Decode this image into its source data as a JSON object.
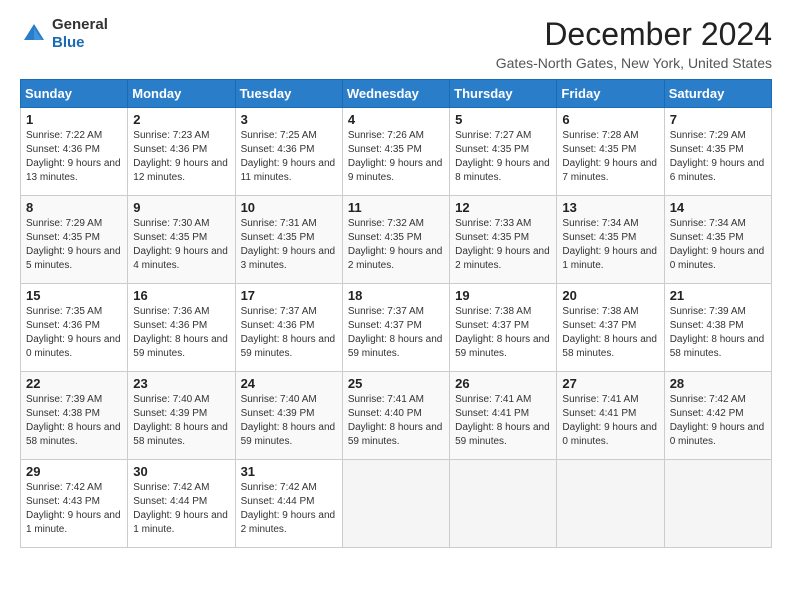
{
  "header": {
    "logo": {
      "general": "General",
      "blue": "Blue"
    },
    "title": "December 2024",
    "location": "Gates-North Gates, New York, United States"
  },
  "columns": [
    "Sunday",
    "Monday",
    "Tuesday",
    "Wednesday",
    "Thursday",
    "Friday",
    "Saturday"
  ],
  "weeks": [
    [
      {
        "day": 1,
        "sunrise": "7:22 AM",
        "sunset": "4:36 PM",
        "daylight": "9 hours and 13 minutes."
      },
      {
        "day": 2,
        "sunrise": "7:23 AM",
        "sunset": "4:36 PM",
        "daylight": "9 hours and 12 minutes."
      },
      {
        "day": 3,
        "sunrise": "7:25 AM",
        "sunset": "4:36 PM",
        "daylight": "9 hours and 11 minutes."
      },
      {
        "day": 4,
        "sunrise": "7:26 AM",
        "sunset": "4:35 PM",
        "daylight": "9 hours and 9 minutes."
      },
      {
        "day": 5,
        "sunrise": "7:27 AM",
        "sunset": "4:35 PM",
        "daylight": "9 hours and 8 minutes."
      },
      {
        "day": 6,
        "sunrise": "7:28 AM",
        "sunset": "4:35 PM",
        "daylight": "9 hours and 7 minutes."
      },
      {
        "day": 7,
        "sunrise": "7:29 AM",
        "sunset": "4:35 PM",
        "daylight": "9 hours and 6 minutes."
      }
    ],
    [
      {
        "day": 8,
        "sunrise": "7:29 AM",
        "sunset": "4:35 PM",
        "daylight": "9 hours and 5 minutes."
      },
      {
        "day": 9,
        "sunrise": "7:30 AM",
        "sunset": "4:35 PM",
        "daylight": "9 hours and 4 minutes."
      },
      {
        "day": 10,
        "sunrise": "7:31 AM",
        "sunset": "4:35 PM",
        "daylight": "9 hours and 3 minutes."
      },
      {
        "day": 11,
        "sunrise": "7:32 AM",
        "sunset": "4:35 PM",
        "daylight": "9 hours and 2 minutes."
      },
      {
        "day": 12,
        "sunrise": "7:33 AM",
        "sunset": "4:35 PM",
        "daylight": "9 hours and 2 minutes."
      },
      {
        "day": 13,
        "sunrise": "7:34 AM",
        "sunset": "4:35 PM",
        "daylight": "9 hours and 1 minute."
      },
      {
        "day": 14,
        "sunrise": "7:34 AM",
        "sunset": "4:35 PM",
        "daylight": "9 hours and 0 minutes."
      }
    ],
    [
      {
        "day": 15,
        "sunrise": "7:35 AM",
        "sunset": "4:36 PM",
        "daylight": "9 hours and 0 minutes."
      },
      {
        "day": 16,
        "sunrise": "7:36 AM",
        "sunset": "4:36 PM",
        "daylight": "8 hours and 59 minutes."
      },
      {
        "day": 17,
        "sunrise": "7:37 AM",
        "sunset": "4:36 PM",
        "daylight": "8 hours and 59 minutes."
      },
      {
        "day": 18,
        "sunrise": "7:37 AM",
        "sunset": "4:37 PM",
        "daylight": "8 hours and 59 minutes."
      },
      {
        "day": 19,
        "sunrise": "7:38 AM",
        "sunset": "4:37 PM",
        "daylight": "8 hours and 59 minutes."
      },
      {
        "day": 20,
        "sunrise": "7:38 AM",
        "sunset": "4:37 PM",
        "daylight": "8 hours and 58 minutes."
      },
      {
        "day": 21,
        "sunrise": "7:39 AM",
        "sunset": "4:38 PM",
        "daylight": "8 hours and 58 minutes."
      }
    ],
    [
      {
        "day": 22,
        "sunrise": "7:39 AM",
        "sunset": "4:38 PM",
        "daylight": "8 hours and 58 minutes."
      },
      {
        "day": 23,
        "sunrise": "7:40 AM",
        "sunset": "4:39 PM",
        "daylight": "8 hours and 58 minutes."
      },
      {
        "day": 24,
        "sunrise": "7:40 AM",
        "sunset": "4:39 PM",
        "daylight": "8 hours and 59 minutes."
      },
      {
        "day": 25,
        "sunrise": "7:41 AM",
        "sunset": "4:40 PM",
        "daylight": "8 hours and 59 minutes."
      },
      {
        "day": 26,
        "sunrise": "7:41 AM",
        "sunset": "4:41 PM",
        "daylight": "8 hours and 59 minutes."
      },
      {
        "day": 27,
        "sunrise": "7:41 AM",
        "sunset": "4:41 PM",
        "daylight": "9 hours and 0 minutes."
      },
      {
        "day": 28,
        "sunrise": "7:42 AM",
        "sunset": "4:42 PM",
        "daylight": "9 hours and 0 minutes."
      }
    ],
    [
      {
        "day": 29,
        "sunrise": "7:42 AM",
        "sunset": "4:43 PM",
        "daylight": "9 hours and 1 minute."
      },
      {
        "day": 30,
        "sunrise": "7:42 AM",
        "sunset": "4:44 PM",
        "daylight": "9 hours and 1 minute."
      },
      {
        "day": 31,
        "sunrise": "7:42 AM",
        "sunset": "4:44 PM",
        "daylight": "9 hours and 2 minutes."
      },
      null,
      null,
      null,
      null
    ]
  ]
}
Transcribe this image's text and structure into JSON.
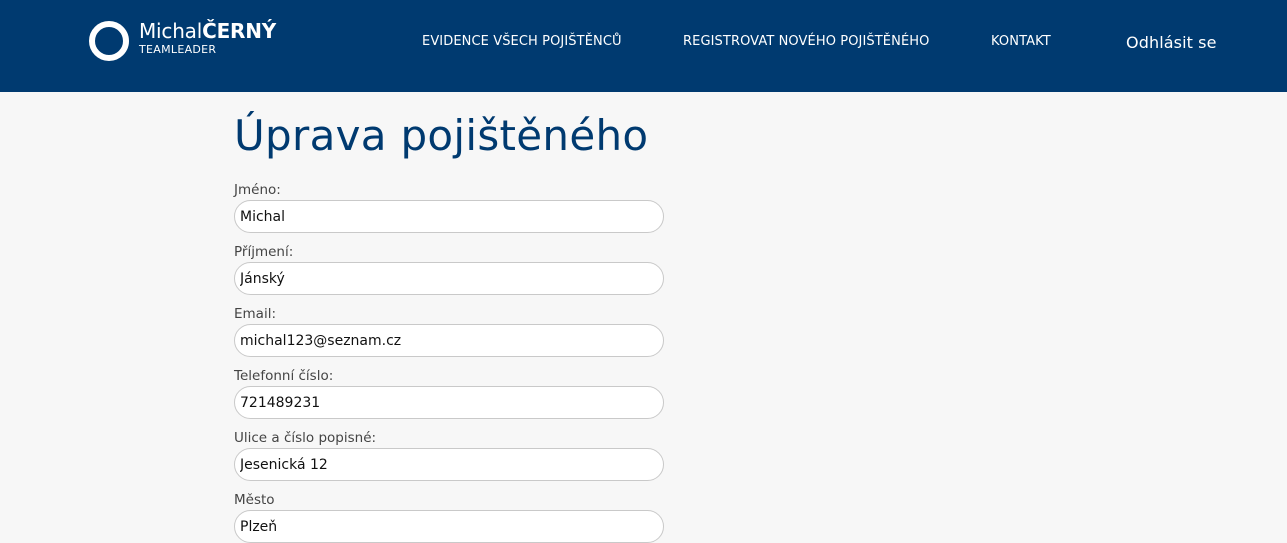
{
  "header": {
    "brand": {
      "first_name": "Michal",
      "last_name": "ČERNÝ",
      "subtitle": "TEAMLEADER",
      "icon": "circle-logo-icon"
    },
    "nav": [
      {
        "label": "EVIDENCE VŠECH POJIŠTĚNCŮ"
      },
      {
        "label": "REGISTROVAT NOVÉHO POJIŠTĚNÉHO"
      },
      {
        "label": "KONTAKT"
      }
    ],
    "logout_label": "Odhlásit se"
  },
  "form": {
    "title": "Úprava pojištěného",
    "fields": [
      {
        "label": "Jméno:",
        "value": "Michal"
      },
      {
        "label": "Příjmení:",
        "value": "Jánský"
      },
      {
        "label": "Email:",
        "value": "michal123@seznam.cz"
      },
      {
        "label": "Telefonní číslo:",
        "value": "721489231"
      },
      {
        "label": "Ulice a číslo popisné:",
        "value": "Jesenická 12"
      },
      {
        "label": "Město",
        "value": "Plzeň"
      }
    ]
  },
  "colors": {
    "header_bg": "#003a70",
    "page_bg": "#f7f7f7",
    "title": "#003a70"
  }
}
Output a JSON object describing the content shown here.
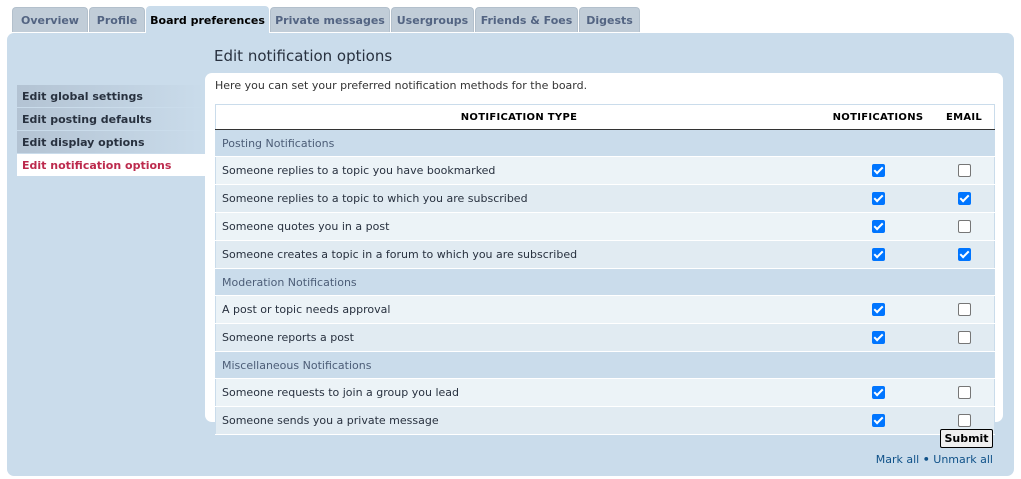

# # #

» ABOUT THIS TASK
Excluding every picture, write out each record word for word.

» FINISHED TASK
Decode this image into its source data as a JSON object.
{
  "header": {
    "logo": {
      "general": "General",
      "blue": "Blue"
    },
    "title": "December 2024",
    "location": "Gates-North Gates, New York, United States"
  },
  "columns": [
    "Sunday",
    "Monday",
    "Tuesday",
    "Wednesday",
    "Thursday",
    "Friday",
    "Saturday"
  ],
  "weeks": [
    [
      {
        "day": 1,
        "sunrise": "7:22 AM",
        "sunset": "4:36 PM",
        "daylight": "9 hours and 13 minutes."
      },
      {
        "day": 2,
        "sunrise": "7:23 AM",
        "sunset": "4:36 PM",
        "daylight": "9 hours and 12 minutes."
      },
      {
        "day": 3,
        "sunrise": "7:25 AM",
        "sunset": "4:36 PM",
        "daylight": "9 hours and 11 minutes."
      },
      {
        "day": 4,
        "sunrise": "7:26 AM",
        "sunset": "4:35 PM",
        "daylight": "9 hours and 9 minutes."
      },
      {
        "day": 5,
        "sunrise": "7:27 AM",
        "sunset": "4:35 PM",
        "daylight": "9 hours and 8 minutes."
      },
      {
        "day": 6,
        "sunrise": "7:28 AM",
        "sunset": "4:35 PM",
        "daylight": "9 hours and 7 minutes."
      },
      {
        "day": 7,
        "sunrise": "7:29 AM",
        "sunset": "4:35 PM",
        "daylight": "9 hours and 6 minutes."
      }
    ],
    [
      {
        "day": 8,
        "sunrise": "7:29 AM",
        "sunset": "4:35 PM",
        "daylight": "9 hours and 5 minutes."
      },
      {
        "day": 9,
        "sunrise": "7:30 AM",
        "sunset": "4:35 PM",
        "daylight": "9 hours and 4 minutes."
      },
      {
        "day": 10,
        "sunrise": "7:31 AM",
        "sunset": "4:35 PM",
        "daylight": "9 hours and 3 minutes."
      },
      {
        "day": 11,
        "sunrise": "7:32 AM",
        "sunset": "4:35 PM",
        "daylight": "9 hours and 2 minutes."
      },
      {
        "day": 12,
        "sunrise": "7:33 AM",
        "sunset": "4:35 PM",
        "daylight": "9 hours and 2 minutes."
      },
      {
        "day": 13,
        "sunrise": "7:34 AM",
        "sunset": "4:35 PM",
        "daylight": "9 hours and 1 minute."
      },
      {
        "day": 14,
        "sunrise": "7:34 AM",
        "sunset": "4:35 PM",
        "daylight": "9 hours and 0 minutes."
      }
    ],
    [
      {
        "day": 15,
        "sunrise": "7:35 AM",
        "sunset": "4:36 PM",
        "daylight": "9 hours and 0 minutes."
      },
      {
        "day": 16,
        "sunrise": "7:36 AM",
        "sunset": "4:36 PM",
        "daylight": "8 hours and 59 minutes."
      },
      {
        "day": 17,
        "sunrise": "7:37 AM",
        "sunset": "4:36 PM",
        "daylight": "8 hours and 59 minutes."
      },
      {
        "day": 18,
        "sunrise": "7:37 AM",
        "sunset": "4:37 PM",
        "daylight": "8 hours and 59 minutes."
      },
      {
        "day": 19,
        "sunrise": "7:38 AM",
        "sunset": "4:37 PM",
        "daylight": "8 hours and 59 minutes."
      },
      {
        "day": 20,
        "sunrise": "7:38 AM",
        "sunset": "4:37 PM",
        "daylight": "8 hours and 58 minutes."
      },
      {
        "day": 21,
        "sunrise": "7:39 AM",
        "sunset": "4:38 PM",
        "daylight": "8 hours and 58 minutes."
      }
    ],
    [
      {
        "day": 22,
        "sunrise": "7:39 AM",
        "sunset": "4:38 PM",
        "daylight": "8 hours and 58 minutes."
      },
      {
        "day": 23,
        "sunrise": "7:40 AM",
        "sunset": "4:39 PM",
        "daylight": "8 hours and 58 minutes."
      },
      {
        "day": 24,
        "sunrise": "7:40 AM",
        "sunset": "4:39 PM",
        "daylight": "8 hours and 59 minutes."
      },
      {
        "day": 25,
        "sunrise": "7:41 AM",
        "sunset": "4:40 PM",
        "daylight": "8 hours and 59 minutes."
      },
      {
        "day": 26,
        "sunrise": "7:41 AM",
        "sunset": "4:41 PM",
        "daylight": "8 hours and 59 minutes."
      },
      {
        "day": 27,
        "sunrise": "7:41 AM",
        "sunset": "4:41 PM",
        "daylight": "9 hours and 0 minutes."
      },
      {
        "day": 28,
        "sunrise": "7:42 AM",
        "sunset": "4:42 PM",
        "daylight": "9 hours and 0 minutes."
      }
    ],
    [
      {
        "day": 29,
        "sunrise": "7:42 AM",
        "sunset": "4:43 PM",
        "daylight": "9 hours and 1 minute."
      },
      {
        "day": 30,
        "sunrise": "7:42 AM",
        "sunset": "4:44 PM",
        "daylight": "9 hours and 1 minute."
      },
      {
        "day": 31,
        "sunrise": "7:42 AM",
        "sunset": "4:44 PM",
        "daylight": "9 hours and 2 minutes."
      },
      null,
      null,
      null,
      null
    ]
  ]
}
Transcribe this image's text and structure into JSON.
{
  "header": {
    "brand": {
      "first_name": "Michal",
      "last_name": "ČERNÝ",
      "subtitle": "TEAMLEADER",
      "icon": "circle-logo-icon"
    },
    "nav": [
      {
        "label": "EVIDENCE VŠECH POJIŠTĚNCŮ"
      },
      {
        "label": "REGISTROVAT NOVÉHO POJIŠTĚNÉHO"
      },
      {
        "label": "KONTAKT"
      }
    ],
    "logout_label": "Odhlásit se"
  },
  "form": {
    "title": "Úprava pojištěného",
    "fields": [
      {
        "label": "Jméno:",
        "value": "Michal"
      },
      {
        "label": "Příjmení:",
        "value": "Jánský"
      },
      {
        "label": "Email:",
        "value": "michal123@seznam.cz"
      },
      {
        "label": "Telefonní číslo:",
        "value": "721489231"
      },
      {
        "label": "Ulice a číslo popisné:",
        "value": "Jesenická 12"
      },
      {
        "label": "Město",
        "value": "Plzeň"
      }
    ]
  },
  "colors": {
    "header_bg": "#003a70",
    "page_bg": "#f7f7f7",
    "title": "#003a70"
  }
}
Output a JSON object describing the content shown here.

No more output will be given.